by Coffeehan Collaborator • August 09, 2017

Eurail

Most travellers have the great European dream in their bucket list and for good reason too. Europe offers a dizzying choice of the world's best historical and cultural sites, breathtaking scenery, as well as some of the best cuisines. And just like them, you probably have the same dream and you might have heard of the Eurail Pass. Many people, however, are wondering whether a Eurail Pass is the best choice or if doing it DIY is a better option. So what is the Eurail and do you need it when you go on your ultimate European adventure?

Eurail pass is an all-in-one train ticket that will allow you to travel across Europe by train. It covers 28 countries, such as Austria, Belgium, Bosnia-Herzegovina, Bulgaria, Croatia, Czech Republic Denmark, Finland, France, Germany, Greece, Hungary, Ireland, Italy, Luxembourg, Montenegro, Netherlands, Norway, Poland, Portugal, Romania, Serbia, Slovakia, Slovenia, Spain, Sweden, and Switzerland. Note that Great Britain is not included in this pass.

Eurail has three kinds of passes; Global Pass, One Country Pass and Select Pass. Global Pass gives a flexible access to rail networks in all 28 countries; One Country Pass is what you need if you are just visiting one European country; and Select Pass allows you to choose the number of days and countries to visit. Aside from the type of pass, rates differ based on the seat you are taking (1st class or 2nd class), your age and the destinations.

To know whether it is worth purchasing a Eurail or not, you have to do the math and your due diligence in researching the best option for you. It will be tedious but it will save you money. The first thing to consider is the length of your travel.

To provide an example, let's say you are travelling to Europe in 10 days and you want to visit 4 countries, here's the breakdown of the ticket prices based on the type of pass:

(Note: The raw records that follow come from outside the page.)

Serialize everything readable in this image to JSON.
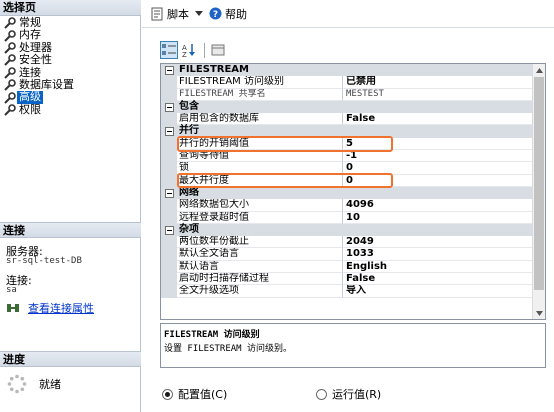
{
  "left": {
    "select_page_header": "选择页",
    "pages": [
      {
        "label": "常规",
        "selected": false
      },
      {
        "label": "内存",
        "selected": false
      },
      {
        "label": "处理器",
        "selected": false
      },
      {
        "label": "安全性",
        "selected": false
      },
      {
        "label": "连接",
        "selected": false
      },
      {
        "label": "数据库设置",
        "selected": false
      },
      {
        "label": "高级",
        "selected": true
      },
      {
        "label": "权限",
        "selected": false
      }
    ],
    "connection_header": "连接",
    "server_label": "服务器:",
    "server_value": "sr-sql-test-DB",
    "login_label": "连接:",
    "login_value": "sa",
    "view_conn_link": "查看连接属性",
    "progress_header": "进度",
    "progress_status": "就绪"
  },
  "toolbar": {
    "script_label": "脚本",
    "help_label": "帮助"
  },
  "grid": {
    "rows": [
      {
        "kind": "cat",
        "expanded": true,
        "name": "FILESTREAM",
        "mono": true
      },
      {
        "kind": "prop",
        "name": "FILESTREAM 访问级别",
        "value": "已禁用"
      },
      {
        "kind": "prop",
        "name": "FILESTREAM 共享名",
        "value": "MESTEST",
        "mono": true
      },
      {
        "kind": "cat",
        "expanded": true,
        "name": "包含"
      },
      {
        "kind": "prop",
        "name": "启用包含的数据库",
        "value": "False"
      },
      {
        "kind": "cat",
        "expanded": true,
        "name": "并行"
      },
      {
        "kind": "prop",
        "name": "并行的开销阈值",
        "value": "5",
        "highlight": true
      },
      {
        "kind": "prop",
        "name": "查询等待值",
        "value": "-1"
      },
      {
        "kind": "prop",
        "name": "锁",
        "value": "0"
      },
      {
        "kind": "prop",
        "name": "最大并行度",
        "value": "0",
        "highlight": true
      },
      {
        "kind": "cat",
        "expanded": true,
        "name": "网络"
      },
      {
        "kind": "prop",
        "name": "网络数据包大小",
        "value": "4096"
      },
      {
        "kind": "prop",
        "name": "远程登录超时值",
        "value": "10"
      },
      {
        "kind": "cat",
        "expanded": true,
        "name": "杂项"
      },
      {
        "kind": "prop",
        "name": "两位数年份截止",
        "value": "2049"
      },
      {
        "kind": "prop",
        "name": "默认全文语言",
        "value": "1033"
      },
      {
        "kind": "prop",
        "name": "默认语言",
        "value": "English"
      },
      {
        "kind": "prop",
        "name": "启动时扫描存储过程",
        "value": "False"
      },
      {
        "kind": "prop",
        "name": "全文升级选项",
        "value": "导入"
      }
    ]
  },
  "description": {
    "title": "FILESTREAM 访问级别",
    "text": "设置 FILESTREAM 访问级别。"
  },
  "radios": {
    "config_label": "配置值(C)",
    "running_label": "运行值(R)",
    "config_selected": true
  },
  "colors": {
    "highlight": "#f0722e",
    "selection": "#0a64c8",
    "link": "#0033cc"
  }
}
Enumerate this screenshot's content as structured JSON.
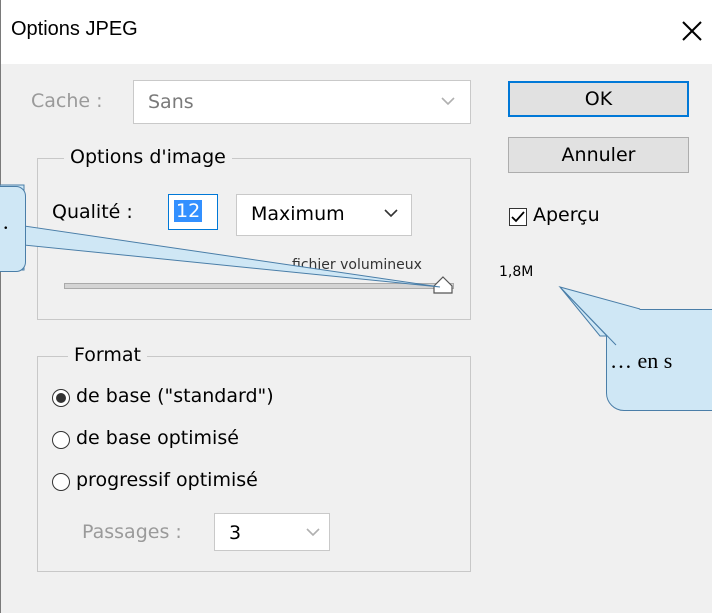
{
  "window": {
    "title": "Options JPEG"
  },
  "cache": {
    "label": "Cache :",
    "value": "Sans"
  },
  "image_options": {
    "title": "Options d'image",
    "quality_label": "Qualité :",
    "quality_value": "12",
    "quality_preset": "Maximum",
    "slider_right_label": "fichier volumineux",
    "quality_level_fraction": 1.0
  },
  "buttons": {
    "ok": "OK",
    "cancel": "Annuler"
  },
  "preview": {
    "label": "Aperçu",
    "checked": true,
    "file_size": "1,8M"
  },
  "format": {
    "title": "Format",
    "options": [
      {
        "label": "de base (\"standard\")",
        "selected": true
      },
      {
        "label": "de base optimisé",
        "selected": false
      },
      {
        "label": "progressif optimisé",
        "selected": false
      }
    ],
    "passes_label": "Passages :",
    "passes_value": "3"
  },
  "callouts": {
    "right_text": "… en s",
    "left_text": "."
  },
  "colors": {
    "dialog_bg": "#f0f0f0",
    "callout_fill": "#cfe7f5",
    "default_button_border": "#0078d7"
  }
}
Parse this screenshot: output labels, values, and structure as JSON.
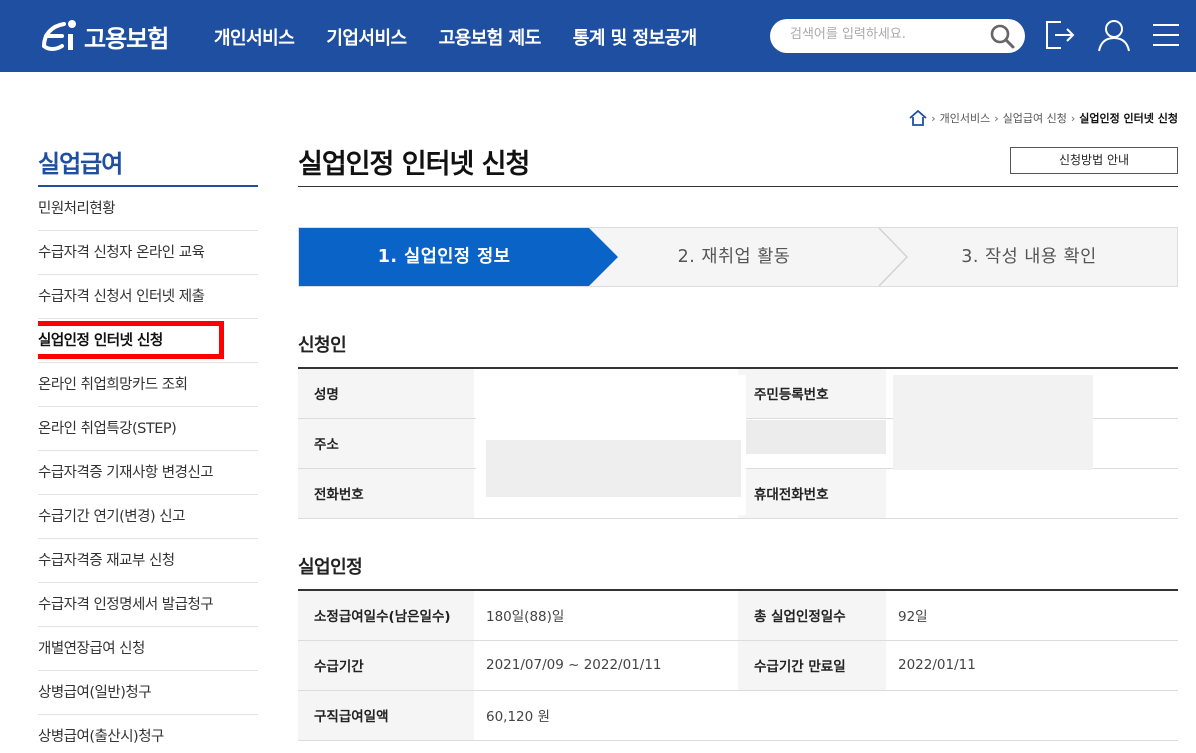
{
  "header": {
    "logo_text": "고용보험",
    "nav": [
      "개인서비스",
      "기업서비스",
      "고용보험 제도",
      "통계 및 정보공개"
    ],
    "search_placeholder": "검색어를 입력하세요."
  },
  "breadcrumb": {
    "items": [
      "개인서비스",
      "실업급여 신청"
    ],
    "current": "실업인정 인터넷 신청"
  },
  "sidebar": {
    "title": "실업급여",
    "items": [
      "민원처리현황",
      "수급자격 신청자 온라인 교육",
      "수급자격 신청서 인터넷 제출",
      "실업인정 인터넷 신청",
      "온라인 취업희망카드 조회",
      "온라인 취업특강(STEP)",
      "수급자격증 기재사항 변경신고",
      "수급기간 연기(변경) 신고",
      "수급자격증 재교부 신청",
      "수급자격 인정명세서 발급청구",
      "개별연장급여 신청",
      "상병급여(일반)청구",
      "상병급여(출산시)청구"
    ],
    "active_index": 3
  },
  "main": {
    "title": "실업인정 인터넷 신청",
    "guide_button": "신청방법 안내",
    "steps": [
      "1. 실업인정 정보",
      "2. 재취업 활동",
      "3. 작성 내용 확인"
    ],
    "applicant": {
      "title": "신청인",
      "rows": [
        [
          "성명",
          "",
          "주민등록번호",
          ""
        ],
        [
          "주소",
          "",
          "",
          ""
        ],
        [
          "전화번호",
          "",
          "휴대전화번호",
          ""
        ]
      ]
    },
    "unemployment": {
      "title": "실업인정",
      "rows": [
        [
          "소정급여일수(남은일수)",
          "180일(88)일",
          "총 실업인정일수",
          "92일"
        ],
        [
          "수급기간",
          "2021/07/09 ~ 2022/01/11",
          "수급기간 만료일",
          "2022/01/11"
        ],
        [
          "구직급여일액",
          "60,120 원",
          "",
          ""
        ]
      ]
    }
  },
  "colors": {
    "header_bg": "#1f4fa1",
    "step_active": "#0a63c7",
    "highlight": "#ff0000"
  }
}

Country Select Pass One Day Pass
(3 days)
Global Pass
(1 month continuous)
Portugal

$ 480
$ 146

$ 1119
France $ 274
Spain $ 236
Italy $ 236
Total $ 480 $ 892 $ 1119

 

As you can see in the sample computation, you will save over $ 412 if you get the Select Pass versus buying single tickets for each destination that you are visiting. But if you have at least 1 month to travel Europe, you will get more for the buck if you purchase the Global Pass. However, it doesn't make sense to spend $ 227 more if you can only visit 4 countries and you are pressed for time, in which case, Select Pass is your best bet.  

Aside from the train, you should know that high-speed trains have mandatory seat reservations like in France and Hungary. This means that you need to pay extra to reserve a seat. You may choose to take the local trains (but the trip will be slower) if you don't want to pay more. But if time is of the essence and you don't mind paying additional fees then make sure to include the reservation seats on your research and computation when planning your itinerary.

In conclusion, it all boils down to good ol' planning. Travelling without a set plan may work in some cases but probably not when you are going on your great European tour. The only way you can do it without wasting a lot of money is if you plan ahead. Consider these three things before purchasing a Eurail ticket: travel period, countries to be visited, travelling alone or with company. You can get a Eurail saver pass if you are travelling with a group, which offers a discount of 15% off for adult and 100% for children.

Another good saving tip is to watch out for sales that Eurail offers, usually in the form of free travel days and discount rates on passes.   


About the Author

Marjorie Gavan is a writer by profession and by passion. She has a degree in B.S. Journalism and now has 15 years of writing and editing experience under her belt. She currently works as a technical writer in a BPO company in Makati, Philippines. She is one of those people who always complains about not having enough money but travels a lot and eats a damn lot too. She chronicles her travel adventures in her blog, Coffeehan.